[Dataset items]
#####

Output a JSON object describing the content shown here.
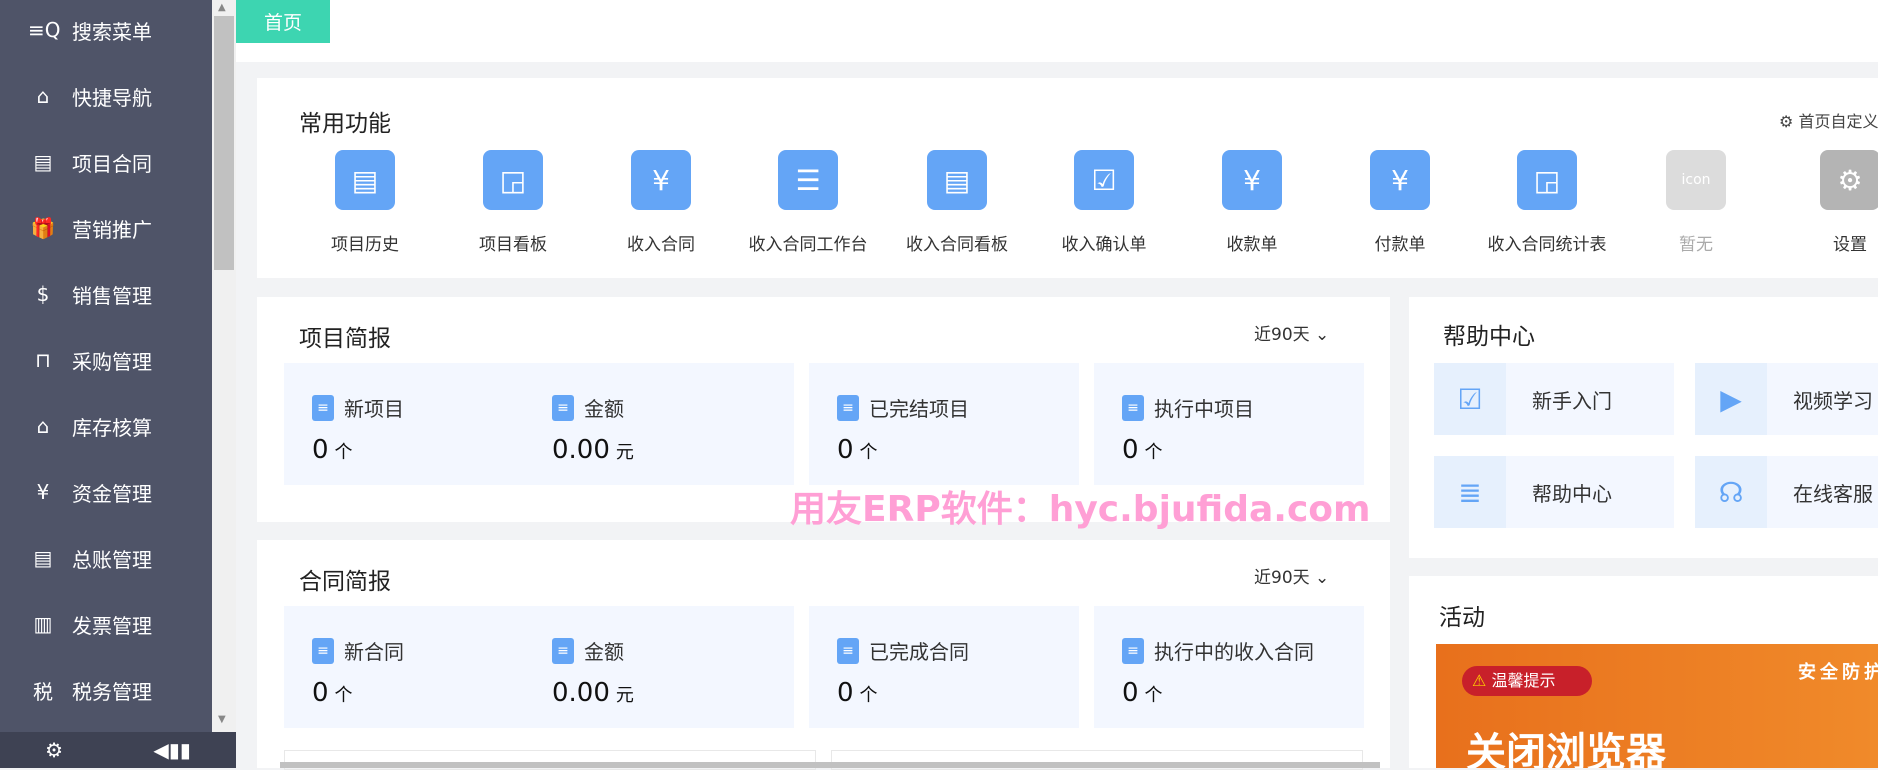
{
  "sidebar": {
    "items": [
      {
        "label": "搜索菜单",
        "icon": "search-menu-icon",
        "glyph": "≡Q"
      },
      {
        "label": "快捷导航",
        "icon": "home-icon",
        "glyph": "⌂"
      },
      {
        "label": "项目合同",
        "icon": "contract-icon",
        "glyph": "▤"
      },
      {
        "label": "营销推广",
        "icon": "gift-icon",
        "glyph": "🎁"
      },
      {
        "label": "销售管理",
        "icon": "sales-icon",
        "glyph": "$"
      },
      {
        "label": "采购管理",
        "icon": "bag-icon",
        "glyph": "⊓"
      },
      {
        "label": "库存核算",
        "icon": "warehouse-icon",
        "glyph": "⌂"
      },
      {
        "label": "资金管理",
        "icon": "money-bag-icon",
        "glyph": "¥"
      },
      {
        "label": "总账管理",
        "icon": "ledger-icon",
        "glyph": "▤"
      },
      {
        "label": "发票管理",
        "icon": "invoice-icon",
        "glyph": "▥"
      },
      {
        "label": "税务管理",
        "icon": "tax-icon",
        "glyph": "税"
      }
    ],
    "bottom": {
      "settings": "⚙",
      "collapse": "◀▮▮"
    }
  },
  "tabs": [
    {
      "label": "首页",
      "active": true,
      "color": "#3dd5b1"
    }
  ],
  "quick": {
    "title": "常用功能",
    "customize": "首页自定义",
    "items": [
      {
        "label": "项目历史",
        "glyph": "▤"
      },
      {
        "label": "项目看板",
        "glyph": "◲"
      },
      {
        "label": "收入合同",
        "glyph": "¥"
      },
      {
        "label": "收入合同工作台",
        "glyph": "☰"
      },
      {
        "label": "收入合同看板",
        "glyph": "▤"
      },
      {
        "label": "收入确认单",
        "glyph": "☑"
      },
      {
        "label": "收款单",
        "glyph": "¥"
      },
      {
        "label": "付款单",
        "glyph": "¥"
      },
      {
        "label": "收入合同统计表",
        "glyph": "◲"
      },
      {
        "label": "暂无",
        "glyph": "icon",
        "disabled": true
      },
      {
        "label": "设置",
        "glyph": "⚙",
        "gray": true
      }
    ]
  },
  "project": {
    "title": "项目简报",
    "range": "近90天",
    "stats": [
      {
        "label": "新项目",
        "value": "0",
        "unit": "个"
      },
      {
        "label": "金额",
        "value": "0.00",
        "unit": "元"
      },
      {
        "label": "已完结项目",
        "value": "0",
        "unit": "个"
      },
      {
        "label": "执行中项目",
        "value": "0",
        "unit": "个"
      }
    ]
  },
  "contract": {
    "title": "合同简报",
    "range": "近90天",
    "stats": [
      {
        "label": "新合同",
        "value": "0",
        "unit": "个"
      },
      {
        "label": "金额",
        "value": "0.00",
        "unit": "元"
      },
      {
        "label": "已完成合同",
        "value": "0",
        "unit": "个"
      },
      {
        "label": "执行中的收入合同",
        "value": "0",
        "unit": "个"
      }
    ]
  },
  "help": {
    "title": "帮助中心",
    "items": [
      {
        "label": "新手入门",
        "glyph": "☑"
      },
      {
        "label": "视频学习",
        "glyph": "▶"
      },
      {
        "label": "帮助中心",
        "glyph": "≣"
      },
      {
        "label": "在线客服",
        "glyph": "☊"
      }
    ]
  },
  "activity": {
    "title": "活动",
    "banner": {
      "badge": "温馨提示",
      "headline": "关闭浏览器",
      "side": "安全防护"
    }
  },
  "watermark": "用友ERP软件：hyc.bjufida.com",
  "colors": {
    "sidebar": "#4f5468",
    "accent": "#3dd5b1",
    "icon_blue": "#64a5f6"
  }
}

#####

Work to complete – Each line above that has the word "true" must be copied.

Solution –
      "active": true,
        "disabled": true
        "gray": true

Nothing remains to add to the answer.